The symbol of two clasped hands is an ancient, sentimental design that has historically been associated with fidelity and marriage. Interlocking "Fede" rings (from the Italian, for "trust" or "fidelity") or "Gimmel" rings (meaning "twin") were often used as betrothal tokens in 16th and 17th century Europe, but they remained popular until well after the Renaissance. Two or three bands are riveted together by a tiny pin (or in this case two pegs) that allow the separate components to come together as one - a tidy symbol of the union of two people.This remarkable 18k yellow gold ring features two beautifully rendered hands with petaled cuffs in rose and green gold.
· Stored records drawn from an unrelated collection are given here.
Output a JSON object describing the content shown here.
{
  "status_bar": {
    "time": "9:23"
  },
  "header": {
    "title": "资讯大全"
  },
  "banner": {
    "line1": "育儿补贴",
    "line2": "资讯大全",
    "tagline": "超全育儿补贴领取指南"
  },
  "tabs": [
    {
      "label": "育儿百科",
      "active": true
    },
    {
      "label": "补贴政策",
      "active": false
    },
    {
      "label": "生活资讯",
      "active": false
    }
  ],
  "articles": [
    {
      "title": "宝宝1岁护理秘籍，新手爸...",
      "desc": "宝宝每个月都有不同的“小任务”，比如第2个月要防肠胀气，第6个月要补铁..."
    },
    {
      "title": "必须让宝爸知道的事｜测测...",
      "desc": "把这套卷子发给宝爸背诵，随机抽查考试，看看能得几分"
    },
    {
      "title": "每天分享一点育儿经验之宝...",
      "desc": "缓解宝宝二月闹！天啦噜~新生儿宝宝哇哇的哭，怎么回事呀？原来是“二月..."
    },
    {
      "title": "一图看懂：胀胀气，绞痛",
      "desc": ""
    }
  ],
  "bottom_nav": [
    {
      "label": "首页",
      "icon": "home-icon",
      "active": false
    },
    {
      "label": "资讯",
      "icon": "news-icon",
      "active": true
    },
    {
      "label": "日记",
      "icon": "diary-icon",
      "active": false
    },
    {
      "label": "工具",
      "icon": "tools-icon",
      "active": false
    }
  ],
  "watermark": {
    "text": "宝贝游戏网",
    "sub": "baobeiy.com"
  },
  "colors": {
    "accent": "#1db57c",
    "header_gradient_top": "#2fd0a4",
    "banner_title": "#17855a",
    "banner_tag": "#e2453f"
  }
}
The engravings on the interior of the hoops read: "Amitie Pour La Vie" and "Paris Le 20 Januier 1830". This very rare and very special ring is a size 8.25 and cannot be resized.

less
more

  • Materials: 18k tri-color gold
  • Age: engraved for 1830
  • Condition: Excellent - French owl hallmark
  • Size: 8.25, cannot be resized; 4.1mm x 17.5mm head, 1.3mm hoop
  • Location: To see this ring in person please visit our shop in Nolita, NYC.
less
more
VICTORIAN (1837 - 1901) The Western world was thoroughly transformed during Queen Victoria’s epically long reign. New technology, urbanization, and industrialization created a middle class flush with disposable income, and for the first time, jewelry was mass-produced to sell to everyone. The Victorians were avid consumers and novelty-seekers, especially when it came to fashion, and numerous fads came and went throughout the 19th century. In jewelry, whatever fashion choices Queen V. made reverberated throughout the kingdom. The Romantic period reflected the queen’s legendary love for her husband, Albert. Jewelry from this period featured joyful designs like flowers, hearts, and birds, all which often had symbolic meaning. The queen’s betrothal ring was made in the shape of a snake, which stood for love, fidelity, and eternity. The exuberant tone shifted after Prince Albert passed away in 1861, marking the beginning of the Grand Period. Black jewelry became de rigeur as the Queen and her subjects entered “mourning,” which at the time represented not just an emotional state, as we conceive of it today, but a specific manner of conduct and dress. She wore the color black for the remainder of her life, and we see lots of black onyx, enamel, jet, and gutta percha in the jewelry from this time. Finally, during the late Victorian period, which transitioned along with a rapidly changing world into the “Aesthetic Movemement”, there was a return to organic and whimsical motifs: serpents, crescent moons, animals, and Japonaisserie designed for the more liberated “Gibson Girl”. During the second half of the 19th century, America entered the global jewelry market, with Tiffany and Co. leading the way. Lapidaries continued to perfect their techniques, and the old European cut emerged toward the end of the Victorian period. The discovery of rich diamond mines in South Africa made the colorless stones more accessible than ever before.
less
more